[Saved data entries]
==================================================

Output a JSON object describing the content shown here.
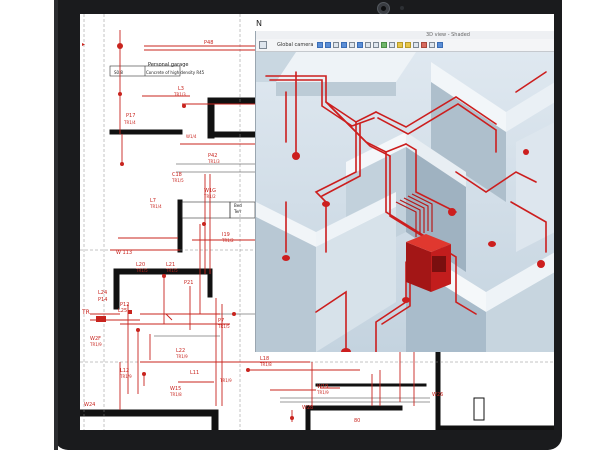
{
  "plan": {
    "north_marker": "N",
    "garage_title": "Personal garage",
    "garage_spec": "Concrete of high density R45",
    "garage_code": "S0.8",
    "p48": "P48",
    "l3": "L3",
    "l3_sub": "TR1/3",
    "p17": "P17",
    "p17_sub": "TR1/4",
    "c18": "C18",
    "c18_sub": "TR1/5",
    "p42": "P42",
    "p42_sub": "TR1/3",
    "w1g": "W1G",
    "w1g_sub": "TR1/2",
    "l7": "L7",
    "l7_sub": "TR1/4",
    "terr": "Terr",
    "bed": "Bed",
    "w13": "W 113",
    "i19": "I19",
    "i19_sub": "TR1/2",
    "p21": "P21",
    "l21": "L21",
    "l21_sub": "TR1/5",
    "l20": "L20",
    "l20_sub": "TR1/5",
    "p14": "P14",
    "l24": "L24",
    "l25": "L25",
    "p12": "P12",
    "p7": "P7",
    "p7_sub": "TR1/5",
    "tr": "TR",
    "w2f": "W2F",
    "tr19": "TR1/9",
    "l22": "L22",
    "l22_sub": "TR1/9",
    "l12": "L12",
    "l12_sub": "TR1/9",
    "l11": "L11",
    "l11_sub": "TR1/9",
    "l18": "L18",
    "l18_sub": "TR1/8",
    "w19": "W19",
    "w19_sub": "TR1/9",
    "w24": "W24",
    "w28": "W28",
    "w26": "W26",
    "mark_80": "80",
    "w15": "W15",
    "w15_sub": "TR1/8"
  },
  "viewer": {
    "window_title": "3D view - Shaded",
    "toolbar_label": "Global camera"
  },
  "colors": {
    "device_frame": "#1a1b1d",
    "plan_red": "#c8241e",
    "wall_black": "#111111",
    "pipe_red": "#cc1e1e"
  },
  "icons": {
    "camera": "front-camera-icon",
    "toolbar": [
      "camera-select-icon",
      "pan-icon",
      "orbit-icon",
      "zoom-icon",
      "zoom-window-icon",
      "zoom-extents-icon",
      "walk-icon",
      "section-icon",
      "render-icon",
      "light-icon",
      "settings-icon",
      "layers-icon",
      "filter-icon",
      "measure-icon",
      "hide-icon",
      "isolate-icon",
      "reset-icon"
    ]
  }
}
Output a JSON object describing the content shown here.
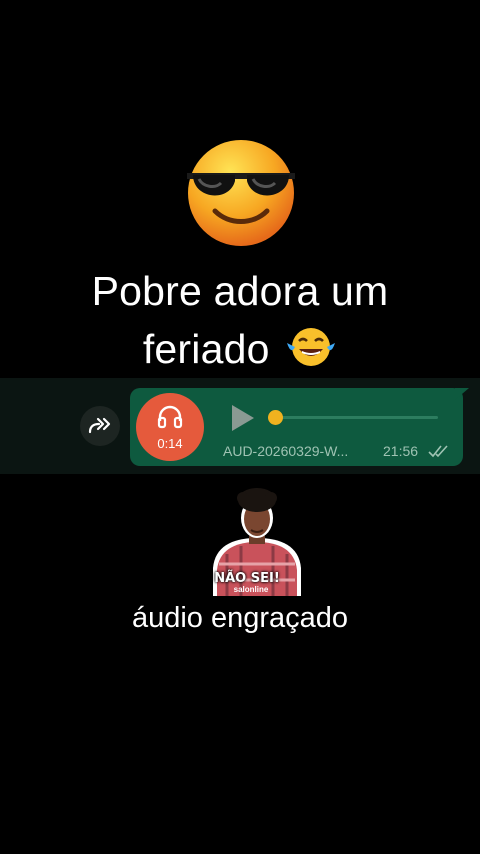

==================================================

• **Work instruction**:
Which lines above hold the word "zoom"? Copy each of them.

• **Answer for this exercise**:
      "zoom-icon",
      "zoom-window-icon",
      "zoom-extents-icon",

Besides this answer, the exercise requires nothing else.